[Raw data]
######

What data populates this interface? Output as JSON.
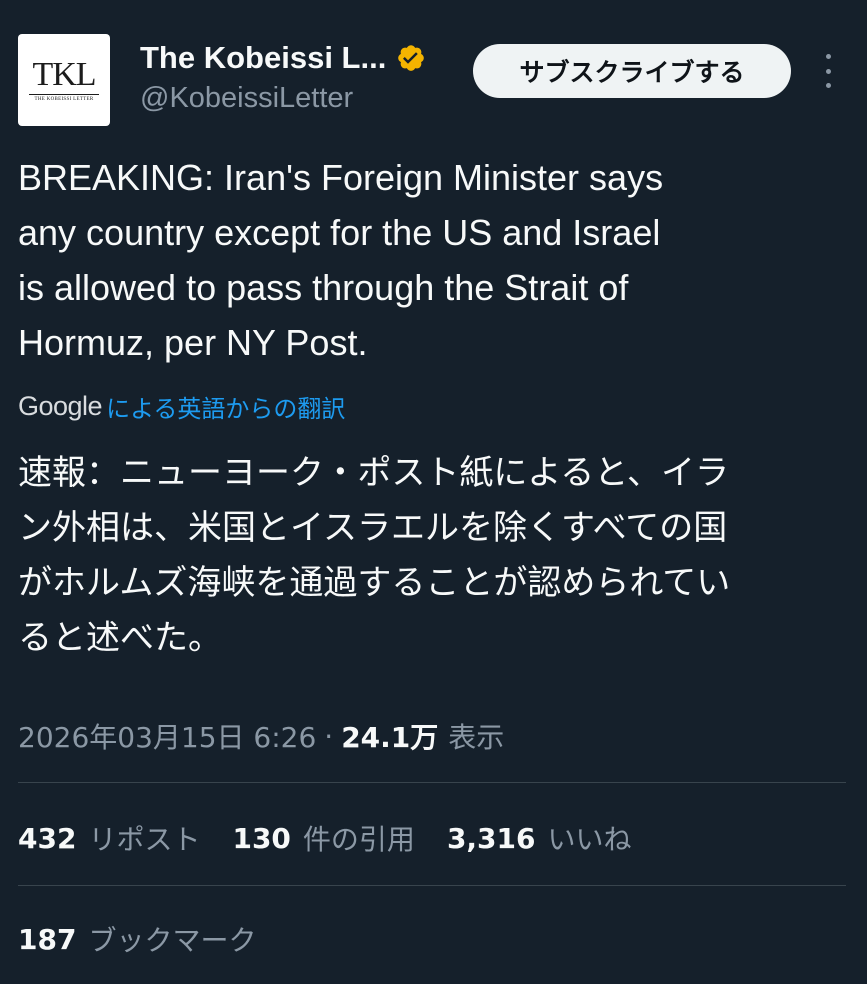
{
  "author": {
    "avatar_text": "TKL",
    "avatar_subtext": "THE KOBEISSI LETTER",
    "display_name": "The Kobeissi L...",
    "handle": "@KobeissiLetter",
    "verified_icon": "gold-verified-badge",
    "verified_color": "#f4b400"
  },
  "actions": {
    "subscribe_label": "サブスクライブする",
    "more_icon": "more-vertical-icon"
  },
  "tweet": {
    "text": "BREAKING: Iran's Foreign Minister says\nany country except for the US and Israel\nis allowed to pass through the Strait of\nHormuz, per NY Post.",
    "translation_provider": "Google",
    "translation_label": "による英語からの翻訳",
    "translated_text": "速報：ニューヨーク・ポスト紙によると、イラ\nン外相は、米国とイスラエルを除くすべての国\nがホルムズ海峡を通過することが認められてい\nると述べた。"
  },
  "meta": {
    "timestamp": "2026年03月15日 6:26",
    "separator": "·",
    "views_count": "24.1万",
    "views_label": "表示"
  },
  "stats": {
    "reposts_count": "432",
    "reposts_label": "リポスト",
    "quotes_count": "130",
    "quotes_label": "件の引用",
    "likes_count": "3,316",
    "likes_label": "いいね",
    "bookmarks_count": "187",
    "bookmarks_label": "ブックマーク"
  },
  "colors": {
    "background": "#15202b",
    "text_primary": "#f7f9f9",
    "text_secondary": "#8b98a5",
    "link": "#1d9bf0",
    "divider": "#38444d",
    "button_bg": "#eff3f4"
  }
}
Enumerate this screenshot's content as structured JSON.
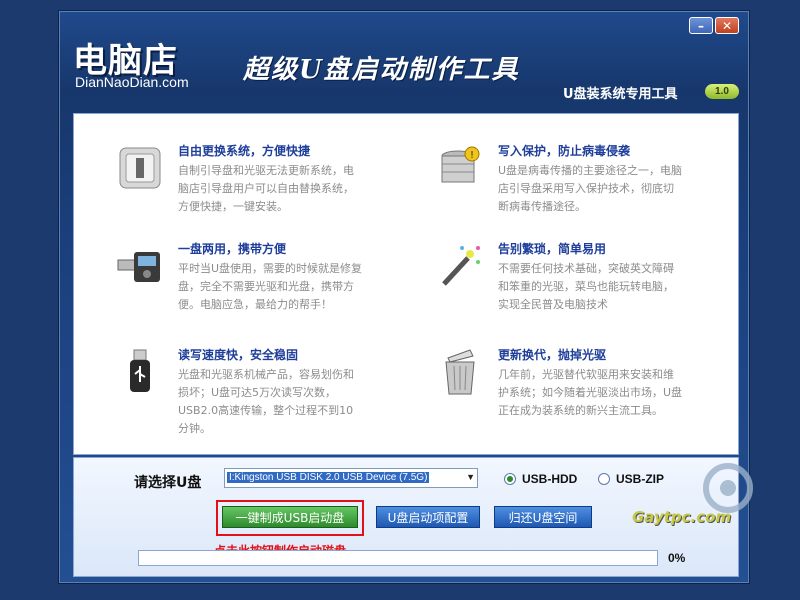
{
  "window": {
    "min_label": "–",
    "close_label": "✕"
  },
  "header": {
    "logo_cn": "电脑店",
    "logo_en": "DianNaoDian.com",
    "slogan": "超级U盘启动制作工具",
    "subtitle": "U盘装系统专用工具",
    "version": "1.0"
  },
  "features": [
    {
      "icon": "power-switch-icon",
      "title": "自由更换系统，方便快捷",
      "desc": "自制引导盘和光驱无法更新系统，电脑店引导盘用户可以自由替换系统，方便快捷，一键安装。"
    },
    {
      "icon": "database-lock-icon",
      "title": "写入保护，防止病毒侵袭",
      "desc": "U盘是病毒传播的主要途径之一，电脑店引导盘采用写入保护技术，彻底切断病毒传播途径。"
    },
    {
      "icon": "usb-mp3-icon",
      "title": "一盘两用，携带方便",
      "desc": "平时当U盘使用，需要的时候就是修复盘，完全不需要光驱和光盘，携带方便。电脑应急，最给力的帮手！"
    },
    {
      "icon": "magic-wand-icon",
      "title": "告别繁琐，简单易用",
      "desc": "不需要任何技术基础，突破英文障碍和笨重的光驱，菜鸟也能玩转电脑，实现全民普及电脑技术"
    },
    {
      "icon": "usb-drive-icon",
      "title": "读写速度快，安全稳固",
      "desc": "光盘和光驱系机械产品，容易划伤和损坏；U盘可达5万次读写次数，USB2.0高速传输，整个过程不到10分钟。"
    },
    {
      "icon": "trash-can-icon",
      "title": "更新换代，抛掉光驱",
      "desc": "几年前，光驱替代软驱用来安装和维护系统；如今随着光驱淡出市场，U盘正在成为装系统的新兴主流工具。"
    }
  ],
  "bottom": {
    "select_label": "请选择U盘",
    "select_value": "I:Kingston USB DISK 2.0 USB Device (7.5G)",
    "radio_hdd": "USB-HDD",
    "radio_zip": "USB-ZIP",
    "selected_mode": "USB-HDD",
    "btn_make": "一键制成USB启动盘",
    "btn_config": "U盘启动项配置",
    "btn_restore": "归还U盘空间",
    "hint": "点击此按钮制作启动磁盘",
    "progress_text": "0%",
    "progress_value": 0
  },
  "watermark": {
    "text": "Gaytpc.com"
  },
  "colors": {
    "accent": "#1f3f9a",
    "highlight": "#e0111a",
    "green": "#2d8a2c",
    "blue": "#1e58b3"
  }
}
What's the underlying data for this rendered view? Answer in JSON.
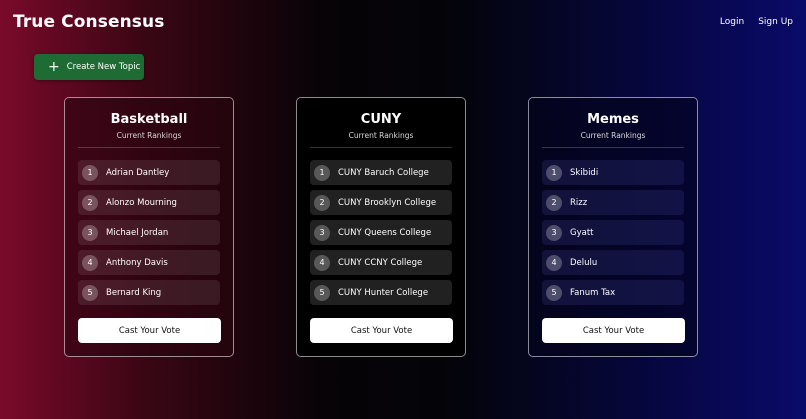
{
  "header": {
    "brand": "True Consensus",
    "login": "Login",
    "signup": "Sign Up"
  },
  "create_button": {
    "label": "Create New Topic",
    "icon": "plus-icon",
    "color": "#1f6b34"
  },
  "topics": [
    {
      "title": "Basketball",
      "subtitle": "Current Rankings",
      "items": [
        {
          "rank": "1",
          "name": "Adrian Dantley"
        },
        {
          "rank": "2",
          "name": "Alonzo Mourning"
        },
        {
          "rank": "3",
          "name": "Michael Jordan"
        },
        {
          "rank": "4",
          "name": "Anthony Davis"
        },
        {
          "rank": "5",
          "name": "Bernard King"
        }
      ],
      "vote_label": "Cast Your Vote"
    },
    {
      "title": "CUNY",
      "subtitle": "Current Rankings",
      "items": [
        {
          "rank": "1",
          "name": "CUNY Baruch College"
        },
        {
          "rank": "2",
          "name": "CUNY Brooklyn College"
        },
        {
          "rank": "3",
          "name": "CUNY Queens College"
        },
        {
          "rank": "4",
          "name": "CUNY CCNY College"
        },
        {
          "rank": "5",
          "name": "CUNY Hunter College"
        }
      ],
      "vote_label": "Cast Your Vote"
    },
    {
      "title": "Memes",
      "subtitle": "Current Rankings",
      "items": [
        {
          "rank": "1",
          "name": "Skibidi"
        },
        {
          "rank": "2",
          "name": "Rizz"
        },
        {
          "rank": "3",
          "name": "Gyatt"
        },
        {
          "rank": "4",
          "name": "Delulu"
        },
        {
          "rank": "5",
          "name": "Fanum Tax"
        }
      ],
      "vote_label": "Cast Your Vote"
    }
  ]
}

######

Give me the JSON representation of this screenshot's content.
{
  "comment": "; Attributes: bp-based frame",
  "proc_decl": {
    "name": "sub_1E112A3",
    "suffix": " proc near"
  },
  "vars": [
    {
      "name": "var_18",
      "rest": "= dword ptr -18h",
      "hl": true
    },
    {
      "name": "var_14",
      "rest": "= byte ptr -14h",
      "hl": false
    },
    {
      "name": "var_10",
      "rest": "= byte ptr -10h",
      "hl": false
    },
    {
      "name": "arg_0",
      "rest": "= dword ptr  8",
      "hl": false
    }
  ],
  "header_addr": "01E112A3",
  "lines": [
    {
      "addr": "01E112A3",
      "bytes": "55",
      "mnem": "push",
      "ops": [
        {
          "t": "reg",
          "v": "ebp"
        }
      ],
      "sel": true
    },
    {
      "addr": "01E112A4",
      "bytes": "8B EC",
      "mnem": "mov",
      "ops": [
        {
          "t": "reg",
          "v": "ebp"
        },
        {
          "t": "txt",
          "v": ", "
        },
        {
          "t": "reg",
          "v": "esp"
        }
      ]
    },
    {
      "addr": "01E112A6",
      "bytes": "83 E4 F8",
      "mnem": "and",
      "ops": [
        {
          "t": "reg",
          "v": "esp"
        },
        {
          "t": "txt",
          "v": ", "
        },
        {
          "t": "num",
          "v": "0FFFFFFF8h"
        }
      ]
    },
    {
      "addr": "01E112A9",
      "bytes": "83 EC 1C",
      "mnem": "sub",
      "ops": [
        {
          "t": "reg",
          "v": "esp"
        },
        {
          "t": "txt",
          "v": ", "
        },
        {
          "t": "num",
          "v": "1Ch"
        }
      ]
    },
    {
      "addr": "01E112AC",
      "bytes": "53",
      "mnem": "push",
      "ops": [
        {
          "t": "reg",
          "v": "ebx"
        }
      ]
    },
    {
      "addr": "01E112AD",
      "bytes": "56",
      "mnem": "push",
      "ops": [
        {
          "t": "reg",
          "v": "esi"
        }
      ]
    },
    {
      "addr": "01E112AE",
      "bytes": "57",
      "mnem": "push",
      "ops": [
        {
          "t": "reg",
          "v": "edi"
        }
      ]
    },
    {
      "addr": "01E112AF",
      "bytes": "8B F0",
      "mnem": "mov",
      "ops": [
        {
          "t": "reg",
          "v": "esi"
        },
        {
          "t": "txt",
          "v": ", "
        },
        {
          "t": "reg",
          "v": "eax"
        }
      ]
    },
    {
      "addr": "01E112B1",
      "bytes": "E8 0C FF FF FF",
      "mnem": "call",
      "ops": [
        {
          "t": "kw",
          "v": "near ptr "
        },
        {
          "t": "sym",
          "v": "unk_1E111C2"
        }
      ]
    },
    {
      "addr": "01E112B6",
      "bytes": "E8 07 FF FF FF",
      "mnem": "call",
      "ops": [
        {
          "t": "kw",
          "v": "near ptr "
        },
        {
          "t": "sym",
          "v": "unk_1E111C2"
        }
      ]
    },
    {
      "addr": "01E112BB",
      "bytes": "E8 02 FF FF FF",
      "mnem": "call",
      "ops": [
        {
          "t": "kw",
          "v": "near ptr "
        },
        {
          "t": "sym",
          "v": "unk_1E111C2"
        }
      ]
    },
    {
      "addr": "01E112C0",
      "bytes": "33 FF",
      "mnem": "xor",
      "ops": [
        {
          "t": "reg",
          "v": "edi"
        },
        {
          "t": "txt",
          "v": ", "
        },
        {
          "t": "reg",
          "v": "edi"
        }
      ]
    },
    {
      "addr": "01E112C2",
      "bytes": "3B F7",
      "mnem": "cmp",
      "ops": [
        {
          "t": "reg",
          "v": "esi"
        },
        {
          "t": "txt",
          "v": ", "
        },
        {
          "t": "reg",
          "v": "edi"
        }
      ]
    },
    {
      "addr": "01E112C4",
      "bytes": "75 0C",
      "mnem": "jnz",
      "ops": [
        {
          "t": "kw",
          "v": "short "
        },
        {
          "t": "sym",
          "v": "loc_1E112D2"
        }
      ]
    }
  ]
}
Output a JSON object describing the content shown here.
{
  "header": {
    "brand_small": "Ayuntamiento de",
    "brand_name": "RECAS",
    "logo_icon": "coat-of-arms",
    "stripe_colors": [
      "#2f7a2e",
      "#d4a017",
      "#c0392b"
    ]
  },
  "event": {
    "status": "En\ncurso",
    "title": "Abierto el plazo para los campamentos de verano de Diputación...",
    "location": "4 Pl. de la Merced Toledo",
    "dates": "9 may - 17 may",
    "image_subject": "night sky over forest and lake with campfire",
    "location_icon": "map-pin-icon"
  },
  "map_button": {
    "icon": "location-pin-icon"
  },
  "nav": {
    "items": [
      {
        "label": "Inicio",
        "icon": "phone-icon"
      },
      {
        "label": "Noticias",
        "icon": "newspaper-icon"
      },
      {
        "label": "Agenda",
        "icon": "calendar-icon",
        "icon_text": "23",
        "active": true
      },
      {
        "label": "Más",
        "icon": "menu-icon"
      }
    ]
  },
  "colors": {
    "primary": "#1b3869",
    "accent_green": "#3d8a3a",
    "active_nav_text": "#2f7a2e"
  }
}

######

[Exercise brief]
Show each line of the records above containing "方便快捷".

[Answer for this exercise]
      "title": "自由更换系统，方便快捷",
      "desc": "自制引导盘和光驱无法更新系统，电脑店引导盘用户可以自由替换系统，方便快捷，一键安装。"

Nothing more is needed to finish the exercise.